◆ **BRIEF**
The answer must be the full listing, written out exactly.

================================

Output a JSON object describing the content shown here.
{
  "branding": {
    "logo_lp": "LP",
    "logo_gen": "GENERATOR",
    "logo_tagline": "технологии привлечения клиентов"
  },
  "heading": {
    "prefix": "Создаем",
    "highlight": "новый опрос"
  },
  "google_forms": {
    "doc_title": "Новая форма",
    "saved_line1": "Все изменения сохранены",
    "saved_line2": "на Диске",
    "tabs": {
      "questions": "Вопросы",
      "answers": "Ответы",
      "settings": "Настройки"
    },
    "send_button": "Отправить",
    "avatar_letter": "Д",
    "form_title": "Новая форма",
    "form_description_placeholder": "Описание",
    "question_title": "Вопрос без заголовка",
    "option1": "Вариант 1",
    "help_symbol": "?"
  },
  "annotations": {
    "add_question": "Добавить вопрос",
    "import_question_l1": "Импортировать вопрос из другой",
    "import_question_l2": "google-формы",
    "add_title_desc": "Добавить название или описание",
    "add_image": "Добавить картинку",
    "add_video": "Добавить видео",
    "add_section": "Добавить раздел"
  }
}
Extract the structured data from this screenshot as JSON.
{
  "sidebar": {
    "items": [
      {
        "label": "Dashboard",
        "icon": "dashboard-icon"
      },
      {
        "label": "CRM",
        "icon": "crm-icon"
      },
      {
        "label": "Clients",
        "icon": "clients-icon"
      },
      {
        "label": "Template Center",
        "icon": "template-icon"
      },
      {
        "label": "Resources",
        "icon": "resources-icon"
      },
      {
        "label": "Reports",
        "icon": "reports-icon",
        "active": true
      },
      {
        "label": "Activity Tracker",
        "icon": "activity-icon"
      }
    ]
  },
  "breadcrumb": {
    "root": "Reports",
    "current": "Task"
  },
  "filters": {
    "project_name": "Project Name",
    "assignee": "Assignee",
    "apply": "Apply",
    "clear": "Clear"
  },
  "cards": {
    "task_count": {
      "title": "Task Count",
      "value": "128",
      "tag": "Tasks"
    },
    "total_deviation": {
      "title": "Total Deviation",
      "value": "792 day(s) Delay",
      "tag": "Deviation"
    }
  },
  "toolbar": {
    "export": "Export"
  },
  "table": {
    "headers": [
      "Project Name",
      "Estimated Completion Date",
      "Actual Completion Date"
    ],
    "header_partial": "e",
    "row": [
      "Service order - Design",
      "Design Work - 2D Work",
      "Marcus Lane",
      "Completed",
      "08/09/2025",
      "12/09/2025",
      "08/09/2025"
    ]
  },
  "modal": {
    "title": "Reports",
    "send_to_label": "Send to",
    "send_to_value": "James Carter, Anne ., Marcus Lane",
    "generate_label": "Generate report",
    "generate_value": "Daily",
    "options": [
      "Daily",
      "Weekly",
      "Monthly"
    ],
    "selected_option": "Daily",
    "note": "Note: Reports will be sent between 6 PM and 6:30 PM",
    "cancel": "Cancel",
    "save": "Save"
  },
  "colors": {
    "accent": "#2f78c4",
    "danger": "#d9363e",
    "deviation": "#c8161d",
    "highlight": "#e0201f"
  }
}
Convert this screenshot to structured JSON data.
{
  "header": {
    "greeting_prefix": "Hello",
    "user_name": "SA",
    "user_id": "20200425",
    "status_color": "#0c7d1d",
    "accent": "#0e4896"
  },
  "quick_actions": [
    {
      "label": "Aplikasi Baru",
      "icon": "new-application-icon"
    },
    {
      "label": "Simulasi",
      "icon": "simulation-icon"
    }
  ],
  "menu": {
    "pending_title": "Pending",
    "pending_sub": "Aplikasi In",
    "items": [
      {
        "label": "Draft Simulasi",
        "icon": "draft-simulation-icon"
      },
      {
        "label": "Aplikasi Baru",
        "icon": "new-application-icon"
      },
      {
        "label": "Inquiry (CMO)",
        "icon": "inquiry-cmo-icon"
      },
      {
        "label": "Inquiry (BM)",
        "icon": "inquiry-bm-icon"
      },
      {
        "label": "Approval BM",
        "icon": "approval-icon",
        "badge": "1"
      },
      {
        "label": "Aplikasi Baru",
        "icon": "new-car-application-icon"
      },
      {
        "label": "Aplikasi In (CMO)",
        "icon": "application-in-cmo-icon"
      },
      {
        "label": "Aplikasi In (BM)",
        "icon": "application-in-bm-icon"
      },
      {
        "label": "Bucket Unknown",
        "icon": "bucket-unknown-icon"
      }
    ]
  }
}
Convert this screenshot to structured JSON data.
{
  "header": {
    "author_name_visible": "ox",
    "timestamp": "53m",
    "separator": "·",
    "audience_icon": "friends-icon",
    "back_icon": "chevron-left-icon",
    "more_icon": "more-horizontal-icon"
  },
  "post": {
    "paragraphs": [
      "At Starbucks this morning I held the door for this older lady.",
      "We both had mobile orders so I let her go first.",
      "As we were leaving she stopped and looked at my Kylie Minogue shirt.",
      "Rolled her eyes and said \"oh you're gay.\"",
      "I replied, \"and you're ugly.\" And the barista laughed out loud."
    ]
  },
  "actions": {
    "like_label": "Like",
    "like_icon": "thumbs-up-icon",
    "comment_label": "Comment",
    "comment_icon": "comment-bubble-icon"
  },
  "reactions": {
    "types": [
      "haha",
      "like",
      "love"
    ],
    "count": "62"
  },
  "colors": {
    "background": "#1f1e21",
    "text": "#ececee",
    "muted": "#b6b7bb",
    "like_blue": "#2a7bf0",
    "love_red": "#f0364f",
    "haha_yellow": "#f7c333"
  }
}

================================

◆ **ANSWER TO THE PROBLEM**
Output a JSON object describing the content shown here.
{
  "branding": {
    "logo_lp": "LP",
    "logo_gen": "GENERATOR",
    "logo_tagline": "технологии привлечения клиентов"
  },
  "heading": {
    "prefix": "Создаем",
    "highlight": "новый опрос"
  },
  "google_forms": {
    "doc_title": "Новая форма",
    "saved_line1": "Все изменения сохранены",
    "saved_line2": "на Диске",
    "tabs": {
      "questions": "Вопросы",
      "answers": "Ответы",
      "settings": "Настройки"
    },
    "send_button": "Отправить",
    "avatar_letter": "Д",
    "form_title": "Новая форма",
    "form_description_placeholder": "Описание",
    "question_title": "Вопрос без заголовка",
    "option1": "Вариант 1",
    "help_symbol": "?"
  },
  "annotations": {
    "add_question": "Добавить вопрос",
    "import_question_l1": "Импортировать вопрос из другой",
    "import_question_l2": "google-формы",
    "add_title_desc": "Добавить название или описание",
    "add_image": "Добавить картинку",
    "add_video": "Добавить видео",
    "add_section": "Добавить раздел"
  }
}
Extract the structured data from this screenshot as JSON.
{
  "sidebar": {
    "items": [
      {
        "label": "Dashboard",
        "icon": "dashboard-icon"
      },
      {
        "label": "CRM",
        "icon": "crm-icon"
      },
      {
        "label": "Clients",
        "icon": "clients-icon"
      },
      {
        "label": "Template Center",
        "icon": "template-icon"
      },
      {
        "label": "Resources",
        "icon": "resources-icon"
      },
      {
        "label": "Reports",
        "icon": "reports-icon",
        "active": true
      },
      {
        "label": "Activity Tracker",
        "icon": "activity-icon"
      }
    ]
  },
  "breadcrumb": {
    "root": "Reports",
    "current": "Task"
  },
  "filters": {
    "project_name": "Project Name",
    "assignee": "Assignee",
    "apply": "Apply",
    "clear": "Clear"
  },
  "cards": {
    "task_count": {
      "title": "Task Count",
      "value": "128",
      "tag": "Tasks"
    },
    "total_deviation": {
      "title": "Total Deviation",
      "value": "792 day(s) Delay",
      "tag": "Deviation"
    }
  },
  "toolbar": {
    "export": "Export"
  },
  "table": {
    "headers": [
      "Project Name",
      "Estimated Completion Date",
      "Actual Completion Date"
    ],
    "header_partial": "e",
    "row": [
      "Service order - Design",
      "Design Work - 2D Work",
      "Marcus Lane",
      "Completed",
      "08/09/2025",
      "12/09/2025",
      "08/09/2025"
    ]
  },
  "modal": {
    "title": "Reports",
    "send_to_label": "Send to",
    "send_to_value": "James Carter, Anne ., Marcus Lane",
    "generate_label": "Generate report",
    "generate_value": "Daily",
    "options": [
      "Daily",
      "Weekly",
      "Monthly"
    ],
    "selected_option": "Daily",
    "note": "Note: Reports will be sent between 6 PM and 6:30 PM",
    "cancel": "Cancel",
    "save": "Save"
  },
  "colors": {
    "accent": "#2f78c4",
    "danger": "#d9363e",
    "deviation": "#c8161d",
    "highlight": "#e0201f"
  }
}
Convert this screenshot to structured JSON data.
{
  "header": {
    "greeting_prefix": "Hello",
    "user_name": "SA",
    "user_id": "20200425",
    "status_color": "#0c7d1d",
    "accent": "#0e4896"
  },
  "quick_actions": [
    {
      "label": "Aplikasi Baru",
      "icon": "new-application-icon"
    },
    {
      "label": "Simulasi",
      "icon": "simulation-icon"
    }
  ],
  "menu": {
    "pending_title": "Pending",
    "pending_sub": "Aplikasi In",
    "items": [
      {
        "label": "Draft Simulasi",
        "icon": "draft-simulation-icon"
      },
      {
        "label": "Aplikasi Baru",
        "icon": "new-application-icon"
      },
      {
        "label": "Inquiry (CMO)",
        "icon": "inquiry-cmo-icon"
      },
      {
        "label": "Inquiry (BM)",
        "icon": "inquiry-bm-icon"
      },
      {
        "label": "Approval BM",
        "icon": "approval-icon",
        "badge": "1"
      },
      {
        "label": "Aplikasi Baru",
        "icon": "new-car-application-icon"
      },
      {
        "label": "Aplikasi In (CMO)",
        "icon": "application-in-cmo-icon"
      },
      {
        "label": "Aplikasi In (BM)",
        "icon": "application-in-bm-icon"
      },
      {
        "label": "Bucket Unknown",
        "icon": "bucket-unknown-icon"
      }
    ]
  }
}
Convert this screenshot to structured JSON data.
{
  "header": {
    "author_name_visible": "ox",
    "timestamp": "53m",
    "separator": "·",
    "audience_icon": "friends-icon",
    "back_icon": "chevron-left-icon",
    "more_icon": "more-horizontal-icon"
  },
  "post": {
    "paragraphs": [
      "At Starbucks this morning I held the door for this older lady.",
      "We both had mobile orders so I let her go first.",
      "As we were leaving she stopped and looked at my Kylie Minogue shirt.",
      "Rolled her eyes and said \"oh you're gay.\"",
      "I replied, \"and you're ugly.\" And the barista laughed out loud."
    ]
  },
  "actions": {
    "like_label": "Like",
    "like_icon": "thumbs-up-icon",
    "comment_label": "Comment",
    "comment_icon": "comment-bubble-icon"
  },
  "reactions": {
    "types": [
      "haha",
      "like",
      "love"
    ],
    "count": "62"
  },
  "colors": {
    "background": "#1f1e21",
    "text": "#ececee",
    "muted": "#b6b7bb",
    "like_blue": "#2a7bf0",
    "love_red": "#f0364f",
    "haha_yellow": "#f7c333"
  }
}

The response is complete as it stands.